several members of the Coma-Virgo Galaxy Cluster are on the fringe of visibility
through steadily held binoculars under dark skies. You'll
find five of them, including the famous Black-Eye Galaxy, M64, plotted on
the map here and listed below. See
how many you can find tonight!
Have a question, a
comment, or a suggestion for future columns?
I'd love to hear it. Post
your observations in this column's discussion forum or drop me a line at firstname.lastname@example.org.
month, we'll pay a call on two of spring's finest globular clusters, and bump
into an asterism or two along the way. Until
we meet again in June, remember that two eyes are better than one.
About the Author:
Phil Harrington, author of Touring the
Universe through Binoculars, is currently completing a new
observing guide of challenging observing targets entitled Cosmic
Challenge for Cambridge University Press, which will be published
in October 2010. Visit his web site at www.philharrington.net for more
information as well as for other monthly binocular targets.
for more information as well as for other monthly binocular targets.
Phil Harrington's Binocular Universe is copyright 2010 by Philip S. Harrington. All rights reserved.

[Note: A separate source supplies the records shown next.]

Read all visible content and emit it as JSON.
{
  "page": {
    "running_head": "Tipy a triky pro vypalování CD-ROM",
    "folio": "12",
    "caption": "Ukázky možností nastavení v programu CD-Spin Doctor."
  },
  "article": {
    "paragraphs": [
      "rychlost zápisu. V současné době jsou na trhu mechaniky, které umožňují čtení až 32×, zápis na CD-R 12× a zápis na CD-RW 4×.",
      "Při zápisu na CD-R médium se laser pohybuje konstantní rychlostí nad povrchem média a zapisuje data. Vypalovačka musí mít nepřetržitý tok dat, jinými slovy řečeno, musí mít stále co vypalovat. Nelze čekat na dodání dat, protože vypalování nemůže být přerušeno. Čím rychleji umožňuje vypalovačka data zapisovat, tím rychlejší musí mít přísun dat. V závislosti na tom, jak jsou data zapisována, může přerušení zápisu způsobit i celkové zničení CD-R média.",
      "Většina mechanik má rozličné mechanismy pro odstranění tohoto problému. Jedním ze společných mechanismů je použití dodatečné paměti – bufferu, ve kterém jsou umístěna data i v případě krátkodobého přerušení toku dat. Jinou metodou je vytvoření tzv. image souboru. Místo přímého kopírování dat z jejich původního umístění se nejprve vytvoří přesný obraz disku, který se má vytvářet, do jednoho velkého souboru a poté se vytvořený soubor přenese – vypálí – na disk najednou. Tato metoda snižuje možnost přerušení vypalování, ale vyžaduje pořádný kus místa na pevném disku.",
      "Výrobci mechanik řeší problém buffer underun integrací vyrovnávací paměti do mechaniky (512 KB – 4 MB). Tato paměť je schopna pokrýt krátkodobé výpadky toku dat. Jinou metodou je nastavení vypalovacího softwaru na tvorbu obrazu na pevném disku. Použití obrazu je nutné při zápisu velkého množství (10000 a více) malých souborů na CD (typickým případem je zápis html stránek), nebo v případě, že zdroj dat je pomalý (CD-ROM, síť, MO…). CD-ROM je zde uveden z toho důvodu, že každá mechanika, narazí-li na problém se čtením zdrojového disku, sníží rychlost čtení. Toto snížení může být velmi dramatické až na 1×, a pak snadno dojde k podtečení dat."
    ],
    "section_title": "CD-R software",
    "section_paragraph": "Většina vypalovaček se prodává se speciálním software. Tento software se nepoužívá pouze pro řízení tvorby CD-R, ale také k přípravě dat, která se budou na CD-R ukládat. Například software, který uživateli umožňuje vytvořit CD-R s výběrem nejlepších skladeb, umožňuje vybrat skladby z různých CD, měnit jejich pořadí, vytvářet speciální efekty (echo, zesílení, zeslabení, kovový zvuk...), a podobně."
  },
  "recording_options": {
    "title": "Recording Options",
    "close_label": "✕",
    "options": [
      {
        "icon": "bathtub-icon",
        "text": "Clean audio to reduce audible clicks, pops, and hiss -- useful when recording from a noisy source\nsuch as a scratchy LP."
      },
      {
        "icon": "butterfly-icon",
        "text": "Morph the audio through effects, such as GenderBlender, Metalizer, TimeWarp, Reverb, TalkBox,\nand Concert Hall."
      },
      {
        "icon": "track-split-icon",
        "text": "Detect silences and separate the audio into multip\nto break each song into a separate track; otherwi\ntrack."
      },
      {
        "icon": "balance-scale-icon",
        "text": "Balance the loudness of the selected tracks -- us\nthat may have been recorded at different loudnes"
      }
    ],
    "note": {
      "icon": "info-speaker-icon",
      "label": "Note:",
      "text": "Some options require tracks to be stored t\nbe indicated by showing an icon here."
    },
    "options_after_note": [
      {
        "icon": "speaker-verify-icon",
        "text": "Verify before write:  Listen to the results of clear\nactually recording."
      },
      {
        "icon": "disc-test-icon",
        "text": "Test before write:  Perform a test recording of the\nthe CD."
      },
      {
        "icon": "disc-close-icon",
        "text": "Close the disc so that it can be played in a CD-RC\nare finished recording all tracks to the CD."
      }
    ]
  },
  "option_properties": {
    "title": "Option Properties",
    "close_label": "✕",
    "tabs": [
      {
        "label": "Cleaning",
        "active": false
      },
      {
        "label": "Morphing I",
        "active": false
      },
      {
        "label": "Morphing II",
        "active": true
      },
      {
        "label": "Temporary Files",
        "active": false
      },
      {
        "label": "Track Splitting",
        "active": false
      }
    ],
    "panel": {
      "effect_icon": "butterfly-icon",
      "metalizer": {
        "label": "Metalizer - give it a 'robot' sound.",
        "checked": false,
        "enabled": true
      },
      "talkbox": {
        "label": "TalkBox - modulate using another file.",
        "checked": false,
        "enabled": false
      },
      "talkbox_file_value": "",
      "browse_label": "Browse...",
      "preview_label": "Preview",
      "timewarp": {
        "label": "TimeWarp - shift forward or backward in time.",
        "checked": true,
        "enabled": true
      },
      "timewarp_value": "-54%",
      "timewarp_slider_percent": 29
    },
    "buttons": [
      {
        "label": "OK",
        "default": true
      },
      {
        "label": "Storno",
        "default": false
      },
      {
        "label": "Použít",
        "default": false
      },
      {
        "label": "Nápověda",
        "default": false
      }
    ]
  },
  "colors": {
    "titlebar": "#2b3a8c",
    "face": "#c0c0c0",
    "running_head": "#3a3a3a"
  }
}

No reproduction, in whole or in part, beyond single copies for use by an individual, is permitted without written permission of the copyright holder.